Time is running out to select a genuine "unity" candidate through an open primary process. I admit that the most likely alternative - uniting behind a Liberal Democrat candidate in Richmond Park - doesn’t sit easily with me, especially after their role in the vindictive Coalition government.  But politics is about making difficult choices at the right moment, and this is one I wanted to actively explore, because the situation we’re in is just so dire. There is a difference between the Conservatives and the Lib Dems. Failing to realise that plays into the hands of Theresa May more than anyone else.
And, to be frank, I'm deeply worried. Just look at one very specific, very local issue and you’ll perhaps understand where I'm coming from. It’s the state of the NHS in Brighton and Hove – it’s a system that’s been so cut up by marketisation and so woefully underfunded that it’s at breaking point. Our hospital is in special measures, six GP surgeries have shut down and private firms have been operating ambulances without a license. Just imagine what that health service will look like in ten years, with a Conservative party still in charge after beating a divided left at another general election.
And then there is Brexit. We’re hurtling down a very dangerous road – which could see us out of the EU, with closed borders and an economy in tatters. It’s my belief that a vote for a non-Brexiteer in Richmond Park would be a hammer blow to Conservatives at a time when they’re trying to remould the country in their own image after a narrow win for the Leave side in the referendum.
The Green party will fight a passionate and organised campaign in Richmond Park – I was blown away by the commitment of members, and I know they’ll be hitting the ground running this weekend. On the ballot on 1 December there will only be one party saying no to new runways, rejecting nuclear weapons and nuclear power and proposing a radical overhaul of our politics and democracy. I’ll go to the constituency to campaign because we are a fundamentally unique party – saying things that others refuse to say – but I won’t pretend that I don’t wish we could have done things differently.

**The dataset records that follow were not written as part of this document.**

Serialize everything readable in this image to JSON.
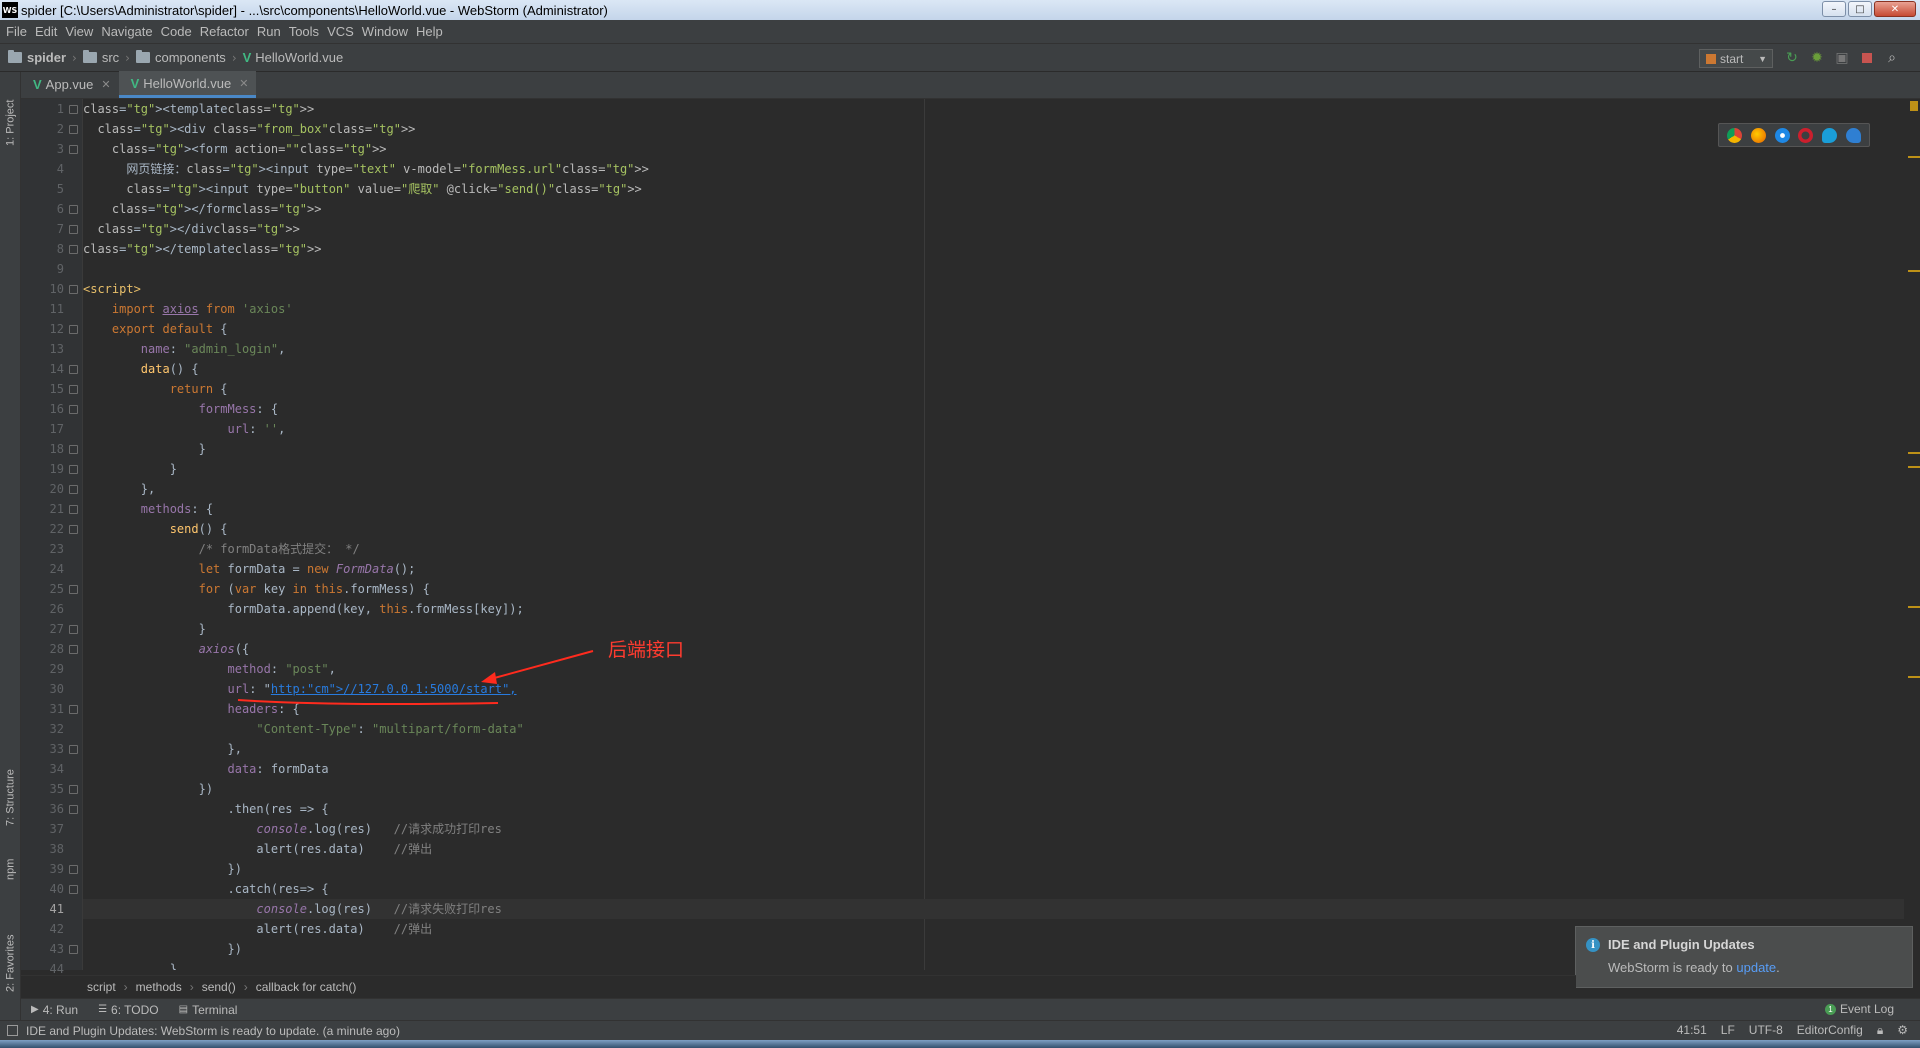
{
  "window": {
    "title": "spider [C:\\Users\\Administrator\\spider] - ...\\src\\components\\HelloWorld.vue - WebStorm (Administrator)",
    "app_icon": "WS"
  },
  "menu": [
    {
      "label": "File"
    },
    {
      "label": "Edit"
    },
    {
      "label": "View"
    },
    {
      "label": "Navigate"
    },
    {
      "label": "Code"
    },
    {
      "label": "Refactor"
    },
    {
      "label": "Run"
    },
    {
      "label": "Tools"
    },
    {
      "label": "VCS"
    },
    {
      "label": "Window"
    },
    {
      "label": "Help"
    }
  ],
  "navbar": {
    "crumbs": [
      "spider",
      "src",
      "components",
      "HelloWorld.vue"
    ],
    "run_config": "start",
    "tools": [
      "run-icon",
      "debug-icon",
      "coverage-icon",
      "stop-icon",
      "search-icon"
    ]
  },
  "left_tabs": [
    "1: Project",
    "7: Structure",
    "npm",
    "2: Favorites"
  ],
  "tabs": [
    {
      "label": "App.vue",
      "active": false
    },
    {
      "label": "HelloWorld.vue",
      "active": true
    }
  ],
  "editor": {
    "current_line": 41,
    "line_numbers": [
      "1",
      "2",
      "3",
      "4",
      "5",
      "6",
      "7",
      "8",
      "9",
      "10",
      "11",
      "12",
      "13",
      "14",
      "15",
      "16",
      "17",
      "18",
      "19",
      "20",
      "21",
      "22",
      "23",
      "24",
      "25",
      "26",
      "27",
      "28",
      "29",
      "30",
      "31",
      "32",
      "33",
      "34",
      "35",
      "36",
      "37",
      "38",
      "39",
      "40",
      "41",
      "42",
      "43",
      "44"
    ],
    "lines": [
      "<template>",
      "  <div class=\"from_box\">",
      "    <form action=\"\">",
      "      网页链接：<input type=\"text\" v-model=\"formMess.url\">",
      "      <input type=\"button\" value=\"爬取\" @click=\"send()\">",
      "    </form>",
      "  </div>",
      "</template>",
      "",
      "<script>",
      "    import axios from 'axios'",
      "    export default {",
      "        name: \"admin_login\",",
      "        data() {",
      "            return {",
      "                formMess: {",
      "                    url: '',",
      "                }",
      "            }",
      "        },",
      "        methods: {",
      "            send() {",
      "                /* formData格式提交： */",
      "                let formData = new FormData();",
      "                for (var key in this.formMess) {",
      "                    formData.append(key, this.formMess[key]);",
      "                }",
      "                axios({",
      "                    method: \"post\",",
      "                    url: \"http://127.0.0.1:5000/start\",",
      "                    headers: {",
      "                        \"Content-Type\": \"multipart/form-data\"",
      "                    },",
      "                    data: formData",
      "                })",
      "                    .then(res => {",
      "                        console.log(res)   //请求成功打印res",
      "                        alert(res.data)    //弹出",
      "                    })",
      "                    .catch(res=> {",
      "                        console.log(res)   //请求失败打印res",
      "                        alert(res.data)    //弹出",
      "                    })",
      "            }"
    ],
    "annotation": "后端接口"
  },
  "browsers": [
    "chrome-icon",
    "firefox-icon",
    "safari-icon",
    "opera-icon",
    "ie-icon",
    "edge-icon"
  ],
  "breadcrumb": [
    "script",
    "methods",
    "send()",
    "callback for catch()"
  ],
  "tool_windows": [
    {
      "label": "4: Run",
      "icon": "run-icon"
    },
    {
      "label": "6: TODO",
      "icon": "todo-icon"
    },
    {
      "label": "Terminal",
      "icon": "terminal-icon"
    }
  ],
  "event_log": "Event Log",
  "notification": {
    "title": "IDE and Plugin Updates",
    "body": "WebStorm is ready to ",
    "link": "update",
    "body_end": "."
  },
  "status": {
    "message": "IDE and Plugin Updates: WebStorm is ready to update. (a minute ago)",
    "position": "41:51",
    "line_sep": "LF",
    "encoding": "UTF-8",
    "editorconfig": "EditorConfig"
  },
  "colors": {
    "accent": "#4a88c7",
    "annotation": "#ff3b2f",
    "vue_logo": "#41b883"
  }
}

I believe that moments like this don’t come along very often – but they require the will of all parties involved to realise their potential. Ultimately, until other leaders of progressive parties face the electoral facts, we are all losers, no matter who wins in Richmond Park.


Caroline Lucas is the MP for Brighton Pavilion.